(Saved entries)
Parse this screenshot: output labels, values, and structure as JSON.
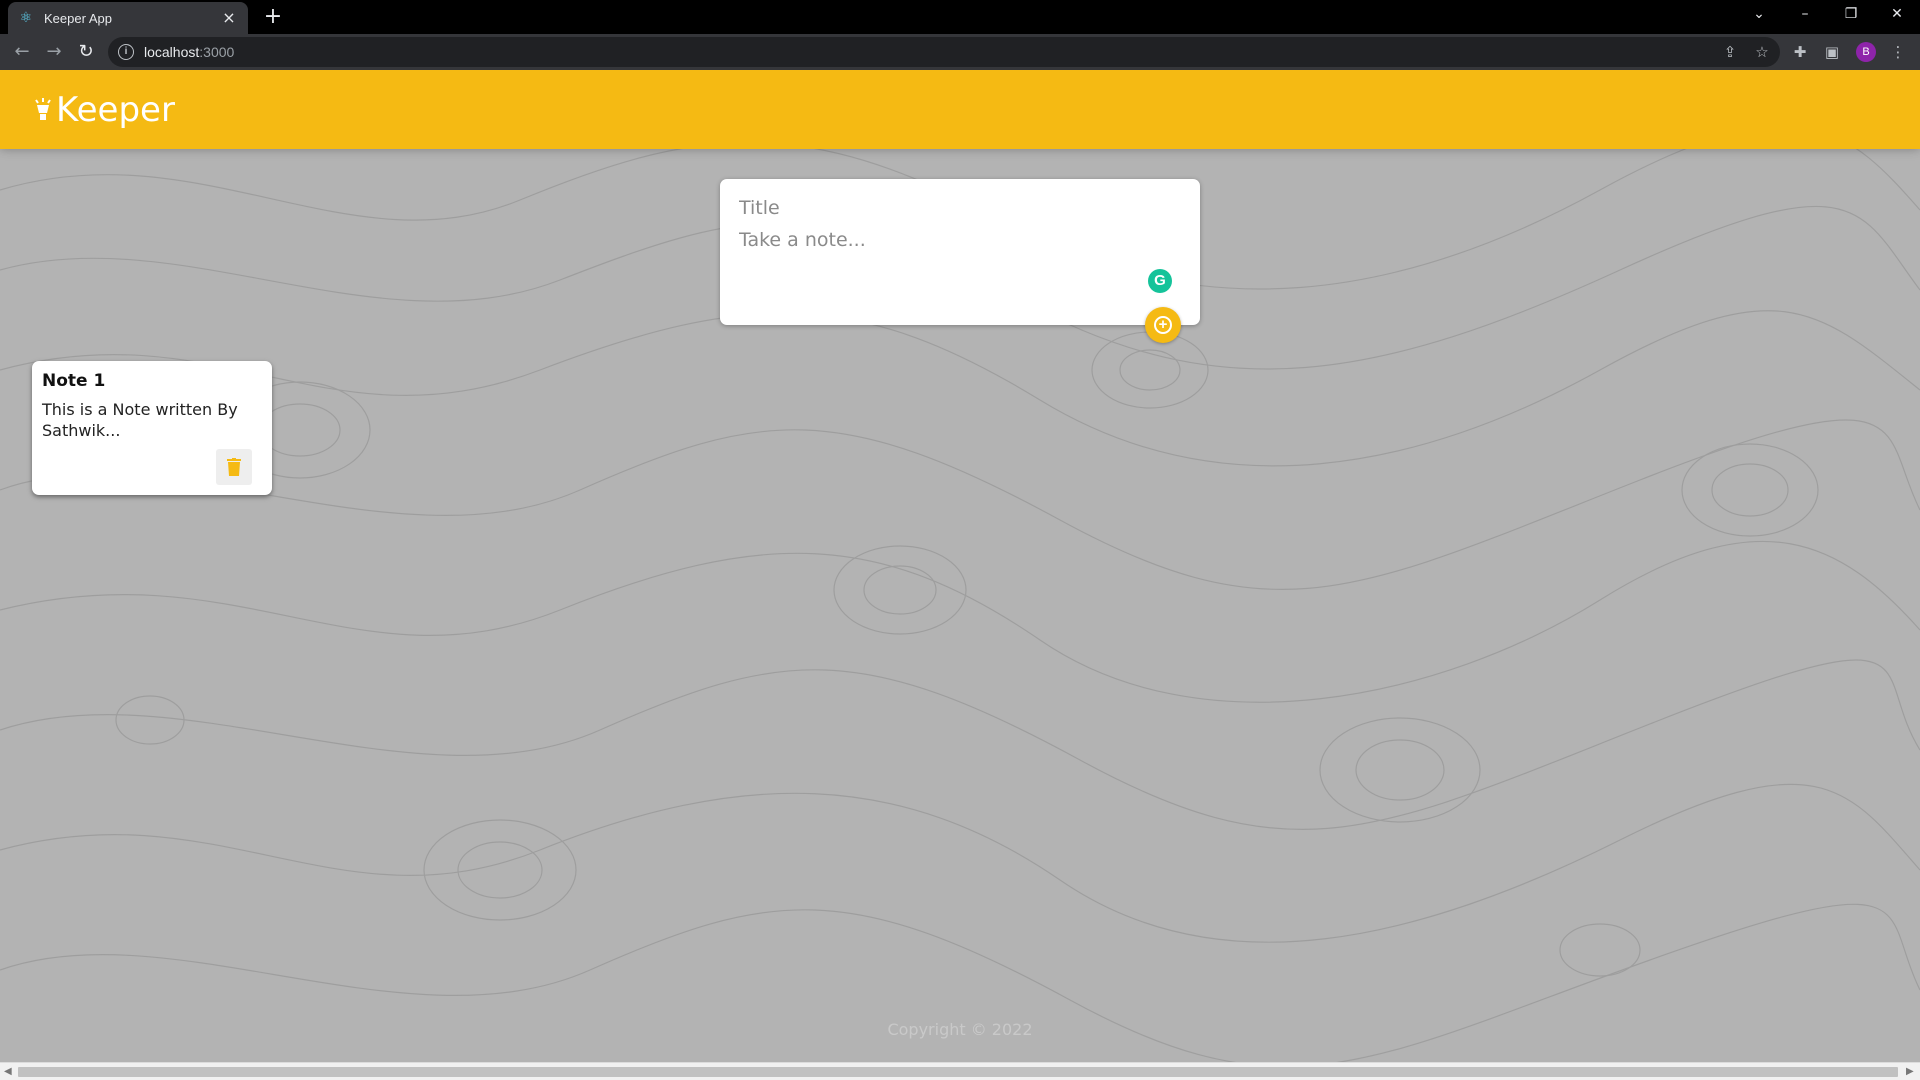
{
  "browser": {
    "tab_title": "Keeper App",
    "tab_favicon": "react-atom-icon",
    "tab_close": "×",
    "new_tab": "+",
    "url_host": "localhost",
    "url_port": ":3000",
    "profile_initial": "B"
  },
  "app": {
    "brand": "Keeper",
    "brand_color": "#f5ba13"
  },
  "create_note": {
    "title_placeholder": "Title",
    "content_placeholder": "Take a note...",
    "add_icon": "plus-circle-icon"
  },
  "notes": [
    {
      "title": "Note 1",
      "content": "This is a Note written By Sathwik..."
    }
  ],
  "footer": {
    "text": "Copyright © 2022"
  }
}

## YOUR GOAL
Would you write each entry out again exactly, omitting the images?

## COMPLETED TASK
Parse this screenshot: output labels, values, and structure as JSON.
{
  "browser": {
    "tab_title": "Keeper App",
    "tab_favicon": "react-atom-icon",
    "tab_close": "×",
    "new_tab": "+",
    "url_host": "localhost",
    "url_port": ":3000",
    "profile_initial": "B"
  },
  "app": {
    "brand": "Keeper",
    "brand_color": "#f5ba13"
  },
  "create_note": {
    "title_placeholder": "Title",
    "content_placeholder": "Take a note...",
    "add_icon": "plus-circle-icon"
  },
  "notes": [
    {
      "title": "Note 1",
      "content": "This is a Note written By Sathwik..."
    }
  ],
  "footer": {
    "text": "Copyright © 2022"
  }
}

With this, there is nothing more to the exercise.